(Component data from apps and pages)
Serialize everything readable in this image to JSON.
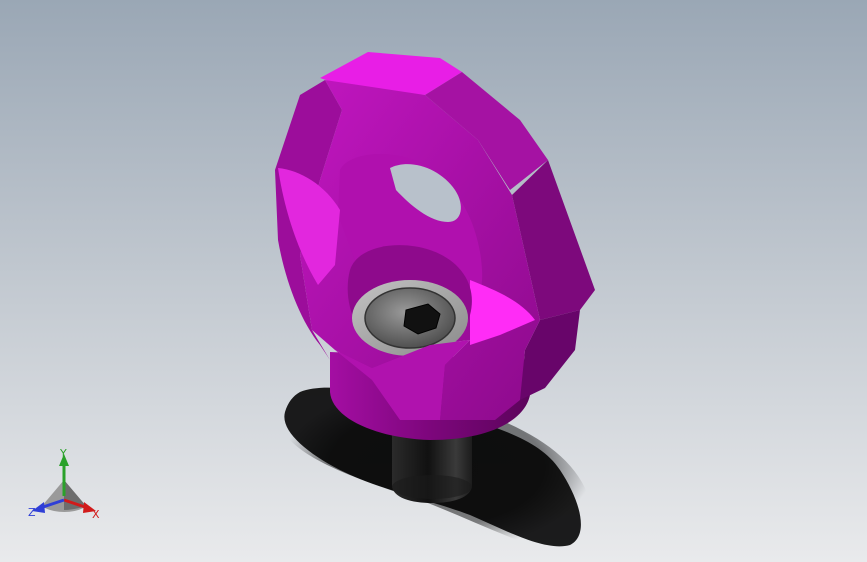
{
  "viewport": {
    "background_top": "#9aa7b5",
    "background_bottom": "#e9eaec",
    "model": {
      "part": "swivel-lifting-eye-bolt",
      "body_color": "#b70fb5",
      "highlight_color": "#e41ee0",
      "shadow_color": "#6b0469",
      "shaft_color": "#1a1a1a",
      "socket_screw_color": "#5a5a5a"
    }
  },
  "triad": {
    "x_label": "X",
    "y_label": "Y",
    "z_label": "Z",
    "x_color": "#d11b1b",
    "y_color": "#2aa12a",
    "z_color": "#2f3fd6"
  }
}
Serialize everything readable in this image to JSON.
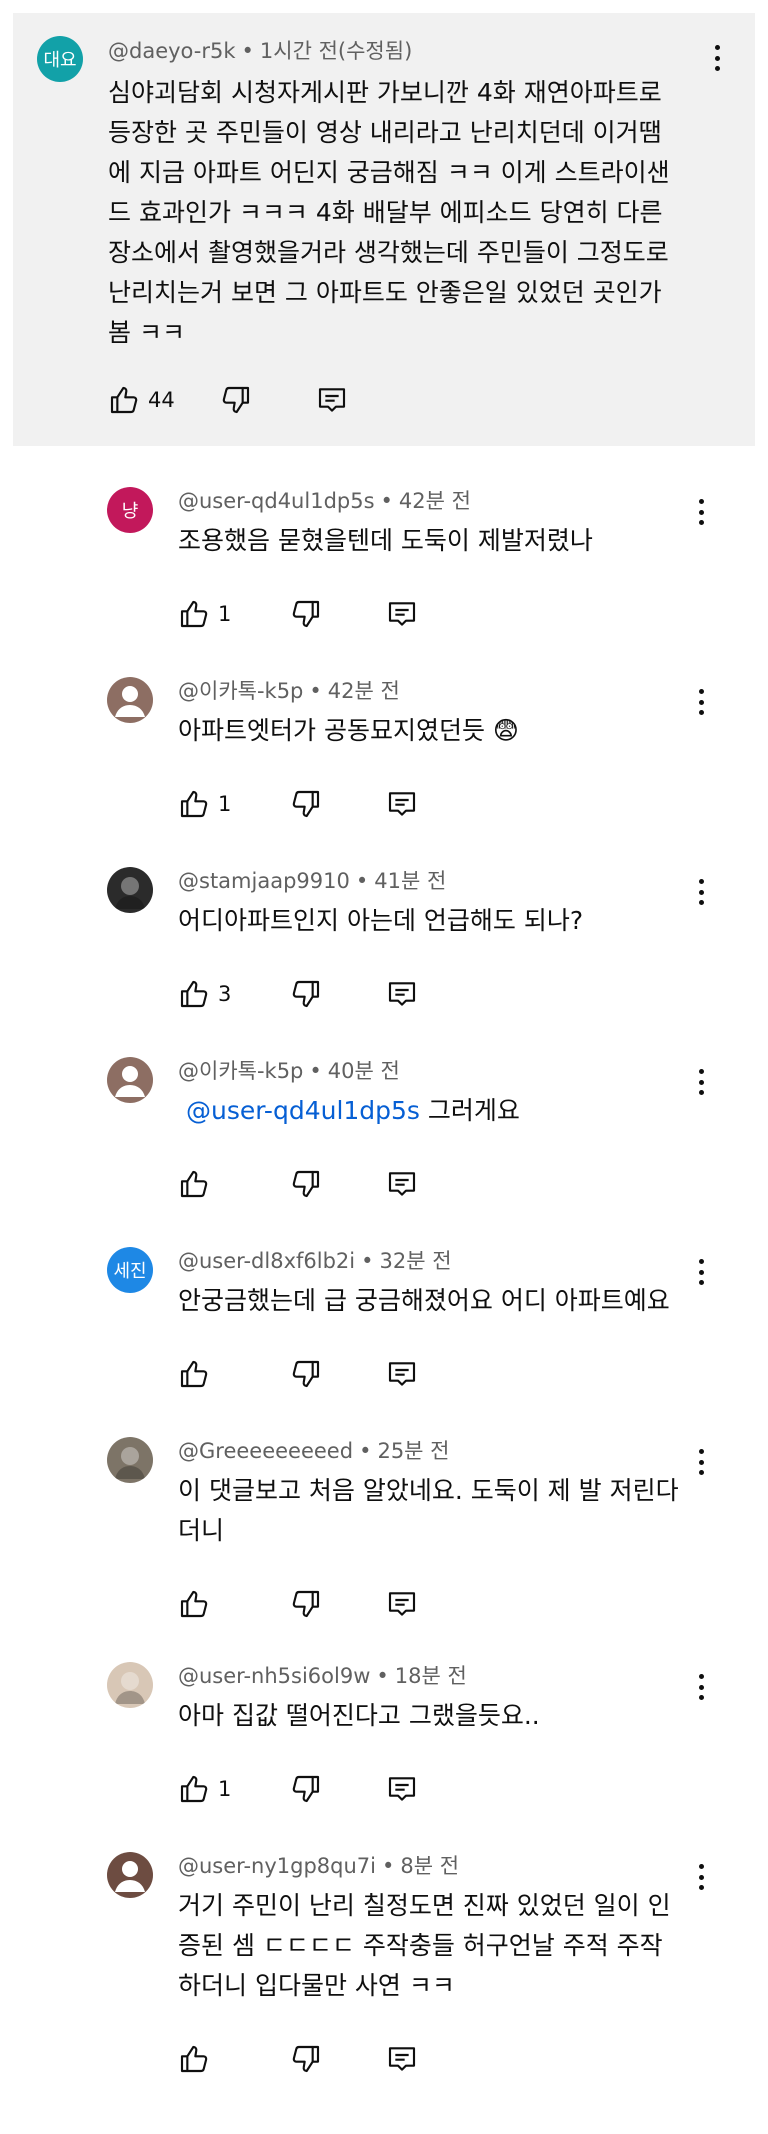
{
  "main": {
    "avatar_text": "대요",
    "avatar_color": "#12a1a8",
    "handle": "@daeyo-r5k",
    "time": "1시간 전(수정됨)",
    "lines": [
      "심야괴담회 시청자게시판 가보니깐 4화 재연아파트로",
      "등장한 곳 주민들이 영상 내리라고 난리치던데 이거땜",
      "에 지금 아파트 어딘지 궁금해짐 ㅋㅋ 이게 스트라이샌",
      "드 효과인가 ㅋㅋㅋ 4화 배달부 에피소드 당연히 다른",
      "장소에서 촬영했을거라 생각했는데 주민들이 그정도로",
      "난리치는거 보면 그 아파트도 안좋은일 있었던 곳인가",
      "봄 ㅋㅋ"
    ],
    "likes": "44"
  },
  "separator": "•",
  "replies": [
    {
      "avatar_type": "text",
      "avatar_text": "냥",
      "avatar_color": "#c2185b",
      "handle": "@user-qd4ul1dp5s",
      "time": "42분 전",
      "mention": "",
      "lines": [
        "조용했음 묻혔을텐데 도둑이 제발저렸나"
      ],
      "likes": "1"
    },
    {
      "avatar_type": "person",
      "avatar_text": "",
      "avatar_color": "#8d6e63",
      "handle": "@이카톡-k5p",
      "time": "42분 전",
      "mention": "",
      "lines": [
        "아파트엣터가 공동묘지였던듯 😨"
      ],
      "likes": "1"
    },
    {
      "avatar_type": "photo",
      "avatar_text": "",
      "avatar_color": "#2b2b2b",
      "handle": "@stamjaap9910",
      "time": "41분 전",
      "mention": "",
      "lines": [
        "어디아파트인지 아는데 언급해도 되나?"
      ],
      "likes": "3"
    },
    {
      "avatar_type": "person",
      "avatar_text": "",
      "avatar_color": "#8d6e63",
      "handle": "@이카톡-k5p",
      "time": "40분 전",
      "mention": "@user-qd4ul1dp5s",
      "lines": [
        "그러게요"
      ],
      "likes": ""
    },
    {
      "avatar_type": "text",
      "avatar_text": "세진",
      "avatar_color": "#1e88e5",
      "handle": "@user-dl8xf6lb2i",
      "time": "32분 전",
      "mention": "",
      "lines": [
        "안궁금했는데 급 궁금해졌어요  어디 아파트예요"
      ],
      "likes": ""
    },
    {
      "avatar_type": "photo",
      "avatar_text": "",
      "avatar_color": "#7d7467",
      "handle": "@Greeeeeeeeed",
      "time": "25분 전",
      "mention": "",
      "lines": [
        "이 댓글보고 처음 알았네요. 도둑이 제 발 저린다",
        "더니"
      ],
      "likes": ""
    },
    {
      "avatar_type": "photo",
      "avatar_text": "",
      "avatar_color": "#d8c7b6",
      "handle": "@user-nh5si6ol9w",
      "time": "18분 전",
      "mention": "",
      "lines": [
        "아마 집값 떨어진다고 그랬을듯요.."
      ],
      "likes": "1"
    },
    {
      "avatar_type": "person",
      "avatar_text": "",
      "avatar_color": "#6d4c41",
      "handle": "@user-ny1gp8qu7i",
      "time": "8분 전",
      "mention": "",
      "lines": [
        "거기 주민이 난리 칠정도면 진짜 있었던 일이 인",
        "증된 셈 ㄷㄷㄷㄷ 주작충들 허구언날 주적 주작",
        "하더니 입다물만 사연 ㅋㅋ"
      ],
      "likes": ""
    }
  ]
}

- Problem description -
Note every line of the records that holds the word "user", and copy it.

- Exercise solution -
      "handle": "@user-qd4ul1dp5s",
      "mention": "@user-qd4ul1dp5s",
      "handle": "@user-dl8xf6lb2i",
      "handle": "@user-nh5si6ol9w",
      "handle": "@user-ny1gp8qu7i",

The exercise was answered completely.